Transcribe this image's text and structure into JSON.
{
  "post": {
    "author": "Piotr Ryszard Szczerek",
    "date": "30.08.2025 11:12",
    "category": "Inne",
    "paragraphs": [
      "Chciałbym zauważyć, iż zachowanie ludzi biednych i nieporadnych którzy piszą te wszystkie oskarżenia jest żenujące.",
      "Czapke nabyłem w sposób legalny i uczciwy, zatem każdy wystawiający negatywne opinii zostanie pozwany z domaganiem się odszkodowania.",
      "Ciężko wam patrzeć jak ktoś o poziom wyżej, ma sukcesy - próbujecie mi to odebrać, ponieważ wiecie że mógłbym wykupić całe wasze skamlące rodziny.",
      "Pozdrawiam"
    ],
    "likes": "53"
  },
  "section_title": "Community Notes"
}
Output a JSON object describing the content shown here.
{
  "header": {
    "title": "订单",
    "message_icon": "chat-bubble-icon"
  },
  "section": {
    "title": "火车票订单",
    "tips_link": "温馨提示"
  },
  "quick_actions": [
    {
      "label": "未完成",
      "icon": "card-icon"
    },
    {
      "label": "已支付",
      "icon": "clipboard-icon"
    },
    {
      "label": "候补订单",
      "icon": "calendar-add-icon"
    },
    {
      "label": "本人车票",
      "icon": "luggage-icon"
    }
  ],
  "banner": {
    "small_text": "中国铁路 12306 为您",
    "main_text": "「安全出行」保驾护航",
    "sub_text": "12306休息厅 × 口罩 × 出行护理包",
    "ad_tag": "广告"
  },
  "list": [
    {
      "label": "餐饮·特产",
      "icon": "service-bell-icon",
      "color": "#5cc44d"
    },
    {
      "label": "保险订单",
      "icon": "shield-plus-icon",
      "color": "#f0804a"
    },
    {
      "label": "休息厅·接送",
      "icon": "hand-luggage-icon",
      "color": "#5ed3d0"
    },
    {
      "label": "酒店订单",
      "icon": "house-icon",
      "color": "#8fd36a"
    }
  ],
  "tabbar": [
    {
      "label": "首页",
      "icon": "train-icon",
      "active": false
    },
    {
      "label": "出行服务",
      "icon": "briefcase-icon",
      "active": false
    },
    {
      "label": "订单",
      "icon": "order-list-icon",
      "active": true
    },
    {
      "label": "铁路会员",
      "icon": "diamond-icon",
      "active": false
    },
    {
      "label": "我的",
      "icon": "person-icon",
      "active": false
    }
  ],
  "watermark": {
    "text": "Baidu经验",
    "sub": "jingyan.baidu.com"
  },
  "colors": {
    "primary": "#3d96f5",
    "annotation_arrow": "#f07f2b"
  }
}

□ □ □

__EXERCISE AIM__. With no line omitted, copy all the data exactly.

__EXERCISE OUTPUT__.
Transcribe this image's text and structure into JSON.
{
  "post": {
    "author": "Piotr Ryszard Szczerek",
    "date": "30.08.2025 11:12",
    "category": "Inne",
    "paragraphs": [
      "Chciałbym zauważyć, iż zachowanie ludzi biednych i nieporadnych którzy piszą te wszystkie oskarżenia jest żenujące.",
      "Czapke nabyłem w sposób legalny i uczciwy, zatem każdy wystawiający negatywne opinii zostanie pozwany z domaganiem się odszkodowania.",
      "Ciężko wam patrzeć jak ktoś o poziom wyżej, ma sukcesy - próbujecie mi to odebrać, ponieważ wiecie że mógłbym wykupić całe wasze skamlące rodziny.",
      "Pozdrawiam"
    ],
    "likes": "53"
  },
  "section_title": "Community Notes"
}
Output a JSON object describing the content shown here.
{
  "header": {
    "title": "订单",
    "message_icon": "chat-bubble-icon"
  },
  "section": {
    "title": "火车票订单",
    "tips_link": "温馨提示"
  },
  "quick_actions": [
    {
      "label": "未完成",
      "icon": "card-icon"
    },
    {
      "label": "已支付",
      "icon": "clipboard-icon"
    },
    {
      "label": "候补订单",
      "icon": "calendar-add-icon"
    },
    {
      "label": "本人车票",
      "icon": "luggage-icon"
    }
  ],
  "banner": {
    "small_text": "中国铁路 12306 为您",
    "main_text": "「安全出行」保驾护航",
    "sub_text": "12306休息厅 × 口罩 × 出行护理包",
    "ad_tag": "广告"
  },
  "list": [
    {
      "label": "餐饮·特产",
      "icon": "service-bell-icon",
      "color": "#5cc44d"
    },
    {
      "label": "保险订单",
      "icon": "shield-plus-icon",
      "color": "#f0804a"
    },
    {
      "label": "休息厅·接送",
      "icon": "hand-luggage-icon",
      "color": "#5ed3d0"
    },
    {
      "label": "酒店订单",
      "icon": "house-icon",
      "color": "#8fd36a"
    }
  ],
  "tabbar": [
    {
      "label": "首页",
      "icon": "train-icon",
      "active": false
    },
    {
      "label": "出行服务",
      "icon": "briefcase-icon",
      "active": false
    },
    {
      "label": "订单",
      "icon": "order-list-icon",
      "active": true
    },
    {
      "label": "铁路会员",
      "icon": "diamond-icon",
      "active": false
    },
    {
      "label": "我的",
      "icon": "person-icon",
      "active": false
    }
  ],
  "watermark": {
    "text": "Baidu经验",
    "sub": "jingyan.baidu.com"
  },
  "colors": {
    "primary": "#3d96f5",
    "annotation_arrow": "#f07f2b"
  }
}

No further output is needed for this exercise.